Chuck was given about 7 months of basic training before being shipped to near the DMZ in Vietnam. He impressed his commanding officer with his bravery and dedication and was promoted to Lance Corporal. His commanding officer made him “his radio man” which allowed the commander to communicate with strategic command, nearby platoons, and other branches of the military. He continued to live his catholic values and faith. His letters to mom and dad didn’t include the hardships of war to the same degree that he shared with his brothers, Bob and Mike.
About one month later, on June 16, 1967, Chuck was killed by “Friendly Fire”. The mortar that took his life also exploded in our family with emotional shrapnel, changing each family member in unique ways. It also deeply impacted friends in the Cedar Rapids community and relatives in Omaha and beyond. Our local newspaper writer, Dale Kueter, wrote a book, “Vietnam Sons” which documented how Chuck’s dad befriended and adopted a fellow marine from Chuck’s platoon.
Chuck continues to be missed by many in his family some 46 years after his death.

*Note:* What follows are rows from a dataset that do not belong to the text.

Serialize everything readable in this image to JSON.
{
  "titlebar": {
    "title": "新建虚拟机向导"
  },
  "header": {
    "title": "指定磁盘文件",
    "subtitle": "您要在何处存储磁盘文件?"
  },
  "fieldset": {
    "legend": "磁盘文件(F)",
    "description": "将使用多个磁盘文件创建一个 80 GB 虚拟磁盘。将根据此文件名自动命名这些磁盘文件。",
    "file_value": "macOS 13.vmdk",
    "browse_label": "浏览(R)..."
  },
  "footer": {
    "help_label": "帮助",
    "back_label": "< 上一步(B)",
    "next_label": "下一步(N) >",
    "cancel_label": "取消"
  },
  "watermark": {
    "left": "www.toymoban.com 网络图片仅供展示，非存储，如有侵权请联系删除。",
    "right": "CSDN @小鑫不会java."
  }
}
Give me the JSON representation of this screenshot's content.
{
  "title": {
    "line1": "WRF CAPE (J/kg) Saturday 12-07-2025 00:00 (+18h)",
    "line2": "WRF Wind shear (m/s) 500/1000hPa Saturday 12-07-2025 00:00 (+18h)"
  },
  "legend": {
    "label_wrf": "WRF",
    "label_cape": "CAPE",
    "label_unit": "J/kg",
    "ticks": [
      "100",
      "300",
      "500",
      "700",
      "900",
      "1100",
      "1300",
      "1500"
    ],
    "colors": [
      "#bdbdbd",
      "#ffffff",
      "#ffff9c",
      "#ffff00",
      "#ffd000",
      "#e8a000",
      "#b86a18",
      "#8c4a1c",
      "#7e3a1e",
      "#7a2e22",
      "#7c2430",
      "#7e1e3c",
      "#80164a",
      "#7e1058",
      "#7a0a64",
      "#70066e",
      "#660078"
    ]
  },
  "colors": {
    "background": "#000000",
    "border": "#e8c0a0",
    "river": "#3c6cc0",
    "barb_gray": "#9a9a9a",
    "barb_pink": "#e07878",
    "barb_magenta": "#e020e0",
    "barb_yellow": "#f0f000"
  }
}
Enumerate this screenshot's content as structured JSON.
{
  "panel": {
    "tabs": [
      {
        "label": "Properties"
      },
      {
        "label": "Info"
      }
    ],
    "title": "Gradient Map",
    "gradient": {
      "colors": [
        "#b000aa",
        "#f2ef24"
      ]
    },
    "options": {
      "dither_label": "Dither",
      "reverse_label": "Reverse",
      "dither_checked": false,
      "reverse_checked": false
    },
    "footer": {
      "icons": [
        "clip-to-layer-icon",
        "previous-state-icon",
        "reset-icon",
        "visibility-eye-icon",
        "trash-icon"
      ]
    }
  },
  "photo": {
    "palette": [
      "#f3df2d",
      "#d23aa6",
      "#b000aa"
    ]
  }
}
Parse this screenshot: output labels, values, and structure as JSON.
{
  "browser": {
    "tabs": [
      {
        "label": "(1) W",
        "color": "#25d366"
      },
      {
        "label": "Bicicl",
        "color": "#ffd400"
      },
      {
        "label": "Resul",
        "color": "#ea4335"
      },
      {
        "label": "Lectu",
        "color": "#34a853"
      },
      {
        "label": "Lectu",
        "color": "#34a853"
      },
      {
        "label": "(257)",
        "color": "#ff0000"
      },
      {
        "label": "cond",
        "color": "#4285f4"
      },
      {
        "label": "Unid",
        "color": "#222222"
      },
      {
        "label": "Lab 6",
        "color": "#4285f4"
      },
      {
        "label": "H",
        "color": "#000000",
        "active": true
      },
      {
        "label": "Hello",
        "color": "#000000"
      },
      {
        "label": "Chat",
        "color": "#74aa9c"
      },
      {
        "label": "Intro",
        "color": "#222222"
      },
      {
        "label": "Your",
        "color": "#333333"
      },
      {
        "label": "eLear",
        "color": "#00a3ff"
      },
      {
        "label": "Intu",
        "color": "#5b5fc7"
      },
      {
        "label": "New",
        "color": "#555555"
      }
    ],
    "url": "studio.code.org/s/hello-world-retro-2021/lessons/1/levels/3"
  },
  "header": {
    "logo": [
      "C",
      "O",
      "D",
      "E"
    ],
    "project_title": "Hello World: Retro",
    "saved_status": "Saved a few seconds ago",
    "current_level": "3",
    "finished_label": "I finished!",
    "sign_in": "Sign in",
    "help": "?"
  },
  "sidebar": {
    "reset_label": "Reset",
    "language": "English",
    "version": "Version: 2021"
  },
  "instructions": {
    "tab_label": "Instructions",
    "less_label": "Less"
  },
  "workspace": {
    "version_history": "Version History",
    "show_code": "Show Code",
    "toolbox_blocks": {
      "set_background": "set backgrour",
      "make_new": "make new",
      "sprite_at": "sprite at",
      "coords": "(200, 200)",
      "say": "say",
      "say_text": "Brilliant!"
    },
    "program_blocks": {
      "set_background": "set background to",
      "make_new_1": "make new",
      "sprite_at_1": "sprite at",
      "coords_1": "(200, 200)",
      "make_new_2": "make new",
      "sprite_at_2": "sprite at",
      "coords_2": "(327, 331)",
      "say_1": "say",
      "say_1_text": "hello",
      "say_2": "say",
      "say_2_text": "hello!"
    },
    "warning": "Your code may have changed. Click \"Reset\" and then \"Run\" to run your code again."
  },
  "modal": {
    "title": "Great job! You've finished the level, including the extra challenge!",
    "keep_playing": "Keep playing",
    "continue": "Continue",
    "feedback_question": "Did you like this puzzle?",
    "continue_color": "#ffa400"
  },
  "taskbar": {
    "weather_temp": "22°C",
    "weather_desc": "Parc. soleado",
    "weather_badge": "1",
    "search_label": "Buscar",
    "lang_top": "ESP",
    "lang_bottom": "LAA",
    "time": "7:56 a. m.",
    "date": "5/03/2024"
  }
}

Honor and Remember Nebraska Chapter is pleased to present this flag, sponsored by Nebraska Spine Hospital to the six brothers Mike, Jim, Denny, Rich, Bernie, and Brian of CPL Charles E. Gradoville.
Eastern Nebraska and Western Iowa Old Timers Baseball Association